◆ Your instructions ◆
Search the data below for the string "Exsultate". Extract every line that contains it.

◆ The input ◆
Content starts

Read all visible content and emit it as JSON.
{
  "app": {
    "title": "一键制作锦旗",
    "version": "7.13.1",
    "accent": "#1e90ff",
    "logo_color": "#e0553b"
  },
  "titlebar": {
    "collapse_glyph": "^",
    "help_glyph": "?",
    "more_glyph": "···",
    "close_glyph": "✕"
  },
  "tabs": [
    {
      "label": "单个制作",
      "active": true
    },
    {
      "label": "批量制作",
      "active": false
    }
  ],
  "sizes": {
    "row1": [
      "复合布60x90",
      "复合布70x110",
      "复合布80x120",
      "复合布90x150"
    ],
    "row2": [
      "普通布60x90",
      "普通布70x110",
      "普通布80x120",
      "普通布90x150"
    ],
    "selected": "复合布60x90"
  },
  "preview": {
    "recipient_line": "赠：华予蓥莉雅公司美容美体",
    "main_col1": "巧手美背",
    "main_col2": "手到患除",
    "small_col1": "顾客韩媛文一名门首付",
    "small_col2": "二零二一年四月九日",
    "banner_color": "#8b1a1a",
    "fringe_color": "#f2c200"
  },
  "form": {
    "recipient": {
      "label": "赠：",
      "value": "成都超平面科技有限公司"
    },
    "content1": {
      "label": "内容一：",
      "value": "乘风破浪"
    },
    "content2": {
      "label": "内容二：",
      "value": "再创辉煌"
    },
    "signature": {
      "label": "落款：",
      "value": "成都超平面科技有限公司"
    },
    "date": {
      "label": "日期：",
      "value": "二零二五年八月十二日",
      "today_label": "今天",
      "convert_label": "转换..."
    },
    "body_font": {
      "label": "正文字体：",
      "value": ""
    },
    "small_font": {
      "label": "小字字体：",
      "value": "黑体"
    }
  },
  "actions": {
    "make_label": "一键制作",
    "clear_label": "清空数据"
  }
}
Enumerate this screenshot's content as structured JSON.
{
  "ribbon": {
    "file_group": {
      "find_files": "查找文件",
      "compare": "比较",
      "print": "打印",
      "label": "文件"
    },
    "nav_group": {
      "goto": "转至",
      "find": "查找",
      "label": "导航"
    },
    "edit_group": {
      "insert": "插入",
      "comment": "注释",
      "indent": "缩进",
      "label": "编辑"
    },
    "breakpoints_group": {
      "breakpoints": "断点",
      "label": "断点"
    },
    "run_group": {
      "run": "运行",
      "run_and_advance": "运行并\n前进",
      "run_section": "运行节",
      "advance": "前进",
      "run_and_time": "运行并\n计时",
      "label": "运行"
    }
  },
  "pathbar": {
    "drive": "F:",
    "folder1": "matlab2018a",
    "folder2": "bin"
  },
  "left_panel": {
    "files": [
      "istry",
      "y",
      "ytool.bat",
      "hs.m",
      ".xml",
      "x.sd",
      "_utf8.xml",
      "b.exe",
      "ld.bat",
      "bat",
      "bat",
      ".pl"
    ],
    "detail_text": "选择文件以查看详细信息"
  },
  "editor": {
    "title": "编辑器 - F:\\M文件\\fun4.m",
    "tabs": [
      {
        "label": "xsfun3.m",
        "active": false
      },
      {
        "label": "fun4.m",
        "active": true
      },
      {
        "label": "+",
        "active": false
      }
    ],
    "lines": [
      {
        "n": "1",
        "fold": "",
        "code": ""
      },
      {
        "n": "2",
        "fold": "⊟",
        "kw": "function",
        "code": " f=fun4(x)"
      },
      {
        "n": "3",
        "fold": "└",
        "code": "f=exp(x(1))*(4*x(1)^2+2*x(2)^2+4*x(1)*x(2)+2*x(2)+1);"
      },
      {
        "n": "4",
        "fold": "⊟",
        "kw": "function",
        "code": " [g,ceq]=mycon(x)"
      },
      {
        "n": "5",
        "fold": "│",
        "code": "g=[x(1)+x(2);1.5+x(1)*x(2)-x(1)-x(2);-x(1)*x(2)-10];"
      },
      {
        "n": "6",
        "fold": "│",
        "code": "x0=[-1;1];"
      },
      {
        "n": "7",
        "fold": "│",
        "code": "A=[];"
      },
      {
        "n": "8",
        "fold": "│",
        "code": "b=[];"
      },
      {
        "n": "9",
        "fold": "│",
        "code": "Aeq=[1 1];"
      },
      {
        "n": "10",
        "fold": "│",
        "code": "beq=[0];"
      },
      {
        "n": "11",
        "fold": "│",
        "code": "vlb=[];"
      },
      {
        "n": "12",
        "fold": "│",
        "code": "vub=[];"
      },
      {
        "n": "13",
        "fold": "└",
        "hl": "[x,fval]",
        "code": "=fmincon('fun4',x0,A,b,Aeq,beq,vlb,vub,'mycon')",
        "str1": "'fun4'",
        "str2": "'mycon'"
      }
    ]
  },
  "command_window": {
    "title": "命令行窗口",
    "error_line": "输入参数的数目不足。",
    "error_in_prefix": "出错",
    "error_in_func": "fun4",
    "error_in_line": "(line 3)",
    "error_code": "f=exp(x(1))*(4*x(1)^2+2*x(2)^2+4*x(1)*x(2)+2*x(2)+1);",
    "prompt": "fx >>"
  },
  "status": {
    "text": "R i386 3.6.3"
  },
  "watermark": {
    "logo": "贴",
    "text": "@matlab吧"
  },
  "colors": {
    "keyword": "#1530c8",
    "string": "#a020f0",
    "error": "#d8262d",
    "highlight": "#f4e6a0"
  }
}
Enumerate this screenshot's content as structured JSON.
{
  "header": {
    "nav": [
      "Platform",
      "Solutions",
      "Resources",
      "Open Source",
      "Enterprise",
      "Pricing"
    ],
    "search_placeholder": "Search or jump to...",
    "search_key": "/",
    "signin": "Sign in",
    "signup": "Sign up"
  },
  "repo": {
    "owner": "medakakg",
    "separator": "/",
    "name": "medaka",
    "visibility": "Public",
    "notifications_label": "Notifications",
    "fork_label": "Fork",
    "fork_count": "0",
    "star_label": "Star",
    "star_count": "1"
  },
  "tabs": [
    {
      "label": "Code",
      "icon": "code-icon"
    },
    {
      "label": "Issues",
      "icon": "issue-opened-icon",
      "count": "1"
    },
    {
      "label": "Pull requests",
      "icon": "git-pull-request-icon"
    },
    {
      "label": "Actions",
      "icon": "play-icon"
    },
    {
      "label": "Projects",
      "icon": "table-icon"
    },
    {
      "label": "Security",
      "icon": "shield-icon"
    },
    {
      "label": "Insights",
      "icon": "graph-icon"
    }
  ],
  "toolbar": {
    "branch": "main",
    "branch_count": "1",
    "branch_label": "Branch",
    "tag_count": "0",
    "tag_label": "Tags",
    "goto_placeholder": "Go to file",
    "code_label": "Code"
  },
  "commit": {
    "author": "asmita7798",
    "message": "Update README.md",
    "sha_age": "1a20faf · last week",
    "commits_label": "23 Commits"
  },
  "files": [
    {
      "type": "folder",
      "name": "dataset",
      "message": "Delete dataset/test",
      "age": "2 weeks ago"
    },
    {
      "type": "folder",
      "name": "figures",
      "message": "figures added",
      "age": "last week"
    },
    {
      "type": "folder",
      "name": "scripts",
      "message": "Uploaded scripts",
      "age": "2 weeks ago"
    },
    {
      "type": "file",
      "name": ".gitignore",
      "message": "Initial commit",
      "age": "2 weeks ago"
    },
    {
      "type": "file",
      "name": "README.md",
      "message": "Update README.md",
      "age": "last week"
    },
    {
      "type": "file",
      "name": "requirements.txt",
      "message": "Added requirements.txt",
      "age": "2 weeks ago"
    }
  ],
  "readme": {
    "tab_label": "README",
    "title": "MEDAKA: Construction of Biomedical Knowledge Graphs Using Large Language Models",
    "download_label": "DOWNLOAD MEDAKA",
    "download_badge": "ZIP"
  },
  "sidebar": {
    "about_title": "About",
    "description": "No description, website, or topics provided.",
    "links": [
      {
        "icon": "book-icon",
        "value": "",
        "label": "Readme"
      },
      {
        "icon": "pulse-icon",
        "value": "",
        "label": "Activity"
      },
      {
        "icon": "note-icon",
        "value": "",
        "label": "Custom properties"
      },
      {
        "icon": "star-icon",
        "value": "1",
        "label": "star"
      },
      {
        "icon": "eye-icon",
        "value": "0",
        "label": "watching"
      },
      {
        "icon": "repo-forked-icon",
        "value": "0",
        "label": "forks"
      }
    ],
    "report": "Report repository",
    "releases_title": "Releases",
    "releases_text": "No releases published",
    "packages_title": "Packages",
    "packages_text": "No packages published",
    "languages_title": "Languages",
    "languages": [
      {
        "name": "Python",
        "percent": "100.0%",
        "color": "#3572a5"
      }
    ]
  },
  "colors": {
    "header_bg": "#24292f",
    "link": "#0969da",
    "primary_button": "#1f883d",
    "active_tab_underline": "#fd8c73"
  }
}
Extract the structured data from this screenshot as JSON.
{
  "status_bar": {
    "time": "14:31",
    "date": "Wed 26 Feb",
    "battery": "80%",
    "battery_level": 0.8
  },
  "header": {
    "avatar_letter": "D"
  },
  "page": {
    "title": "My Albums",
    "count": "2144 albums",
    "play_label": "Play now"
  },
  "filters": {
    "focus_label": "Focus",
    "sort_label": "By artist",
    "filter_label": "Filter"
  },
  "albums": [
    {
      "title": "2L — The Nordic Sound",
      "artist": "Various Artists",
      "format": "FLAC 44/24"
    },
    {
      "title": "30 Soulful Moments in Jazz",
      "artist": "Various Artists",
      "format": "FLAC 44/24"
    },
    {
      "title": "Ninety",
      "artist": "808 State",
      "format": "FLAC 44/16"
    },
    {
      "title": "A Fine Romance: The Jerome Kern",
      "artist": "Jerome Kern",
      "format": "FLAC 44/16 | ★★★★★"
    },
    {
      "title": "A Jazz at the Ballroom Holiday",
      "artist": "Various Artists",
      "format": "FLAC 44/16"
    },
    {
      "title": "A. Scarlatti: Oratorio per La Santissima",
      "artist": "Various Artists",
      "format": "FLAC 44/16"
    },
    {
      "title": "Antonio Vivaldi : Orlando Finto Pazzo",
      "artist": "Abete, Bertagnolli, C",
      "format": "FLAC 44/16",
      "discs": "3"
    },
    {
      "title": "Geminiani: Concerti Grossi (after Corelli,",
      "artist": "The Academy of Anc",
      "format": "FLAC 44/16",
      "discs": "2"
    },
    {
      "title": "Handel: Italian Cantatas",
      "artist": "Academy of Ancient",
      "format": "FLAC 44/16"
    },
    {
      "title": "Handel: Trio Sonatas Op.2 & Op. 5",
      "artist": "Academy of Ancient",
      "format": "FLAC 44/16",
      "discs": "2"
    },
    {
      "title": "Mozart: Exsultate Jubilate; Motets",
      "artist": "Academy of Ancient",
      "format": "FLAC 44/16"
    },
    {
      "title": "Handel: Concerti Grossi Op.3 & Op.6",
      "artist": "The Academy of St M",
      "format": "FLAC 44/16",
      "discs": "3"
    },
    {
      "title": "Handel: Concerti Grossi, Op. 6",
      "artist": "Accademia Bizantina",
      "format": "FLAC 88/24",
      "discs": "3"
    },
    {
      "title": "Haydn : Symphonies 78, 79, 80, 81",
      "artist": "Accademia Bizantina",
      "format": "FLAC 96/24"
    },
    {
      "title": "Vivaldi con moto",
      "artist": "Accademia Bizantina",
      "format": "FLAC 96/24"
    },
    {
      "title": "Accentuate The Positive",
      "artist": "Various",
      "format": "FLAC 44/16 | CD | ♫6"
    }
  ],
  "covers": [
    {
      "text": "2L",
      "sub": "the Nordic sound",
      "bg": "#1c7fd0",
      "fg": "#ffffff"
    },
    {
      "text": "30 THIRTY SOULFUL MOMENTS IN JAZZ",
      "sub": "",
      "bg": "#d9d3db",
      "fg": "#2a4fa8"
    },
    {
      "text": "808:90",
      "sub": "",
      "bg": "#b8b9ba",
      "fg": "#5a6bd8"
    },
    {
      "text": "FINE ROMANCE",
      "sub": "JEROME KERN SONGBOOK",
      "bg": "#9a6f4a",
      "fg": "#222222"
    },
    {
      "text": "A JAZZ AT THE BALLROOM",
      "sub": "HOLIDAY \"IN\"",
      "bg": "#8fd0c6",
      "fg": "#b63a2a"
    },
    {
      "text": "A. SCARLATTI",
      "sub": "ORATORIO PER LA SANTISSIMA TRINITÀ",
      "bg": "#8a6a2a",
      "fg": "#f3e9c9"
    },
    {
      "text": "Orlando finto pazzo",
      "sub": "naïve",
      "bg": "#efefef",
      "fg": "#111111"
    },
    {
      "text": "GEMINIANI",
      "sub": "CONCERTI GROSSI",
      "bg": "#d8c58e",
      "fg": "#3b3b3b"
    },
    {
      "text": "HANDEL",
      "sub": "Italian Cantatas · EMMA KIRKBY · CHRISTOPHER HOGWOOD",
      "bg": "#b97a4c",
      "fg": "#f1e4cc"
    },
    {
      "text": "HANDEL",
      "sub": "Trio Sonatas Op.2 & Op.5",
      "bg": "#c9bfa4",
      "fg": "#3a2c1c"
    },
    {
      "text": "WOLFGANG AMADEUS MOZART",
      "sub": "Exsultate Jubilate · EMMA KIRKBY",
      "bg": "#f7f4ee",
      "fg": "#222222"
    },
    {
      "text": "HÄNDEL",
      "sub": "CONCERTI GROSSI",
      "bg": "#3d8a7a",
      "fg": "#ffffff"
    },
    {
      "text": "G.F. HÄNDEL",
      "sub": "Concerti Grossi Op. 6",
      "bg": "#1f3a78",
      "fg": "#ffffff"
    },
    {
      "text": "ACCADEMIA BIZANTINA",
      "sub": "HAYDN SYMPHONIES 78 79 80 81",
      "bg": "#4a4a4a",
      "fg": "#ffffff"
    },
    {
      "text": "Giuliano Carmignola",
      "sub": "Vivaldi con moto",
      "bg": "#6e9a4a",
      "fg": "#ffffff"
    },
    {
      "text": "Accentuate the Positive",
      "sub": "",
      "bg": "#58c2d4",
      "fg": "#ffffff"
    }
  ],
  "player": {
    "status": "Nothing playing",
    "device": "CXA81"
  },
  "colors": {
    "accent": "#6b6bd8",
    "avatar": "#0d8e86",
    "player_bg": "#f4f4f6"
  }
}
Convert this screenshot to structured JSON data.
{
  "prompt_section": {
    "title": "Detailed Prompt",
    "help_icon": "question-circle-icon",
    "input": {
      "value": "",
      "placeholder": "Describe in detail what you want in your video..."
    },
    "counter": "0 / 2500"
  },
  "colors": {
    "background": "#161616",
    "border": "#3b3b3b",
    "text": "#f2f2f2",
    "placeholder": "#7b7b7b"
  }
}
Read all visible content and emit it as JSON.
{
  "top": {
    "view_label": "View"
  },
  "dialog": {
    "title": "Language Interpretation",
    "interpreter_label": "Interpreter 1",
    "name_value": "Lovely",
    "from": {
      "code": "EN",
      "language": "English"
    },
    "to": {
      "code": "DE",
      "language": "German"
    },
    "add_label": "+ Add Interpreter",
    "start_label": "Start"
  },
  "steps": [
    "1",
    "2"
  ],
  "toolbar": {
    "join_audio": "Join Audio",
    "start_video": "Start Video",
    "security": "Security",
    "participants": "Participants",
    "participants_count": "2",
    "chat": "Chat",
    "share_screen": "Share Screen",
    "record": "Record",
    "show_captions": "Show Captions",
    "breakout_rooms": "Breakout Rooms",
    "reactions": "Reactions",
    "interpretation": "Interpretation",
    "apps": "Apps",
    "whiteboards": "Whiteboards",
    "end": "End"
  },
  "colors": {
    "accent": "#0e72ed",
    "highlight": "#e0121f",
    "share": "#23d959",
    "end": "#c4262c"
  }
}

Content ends

◆ Answer to this task ◆
      "title": "Mozart: Exsultate Jubilate; Motets",
      "sub": "Exsultate Jubilate · EMMA KIRKBY",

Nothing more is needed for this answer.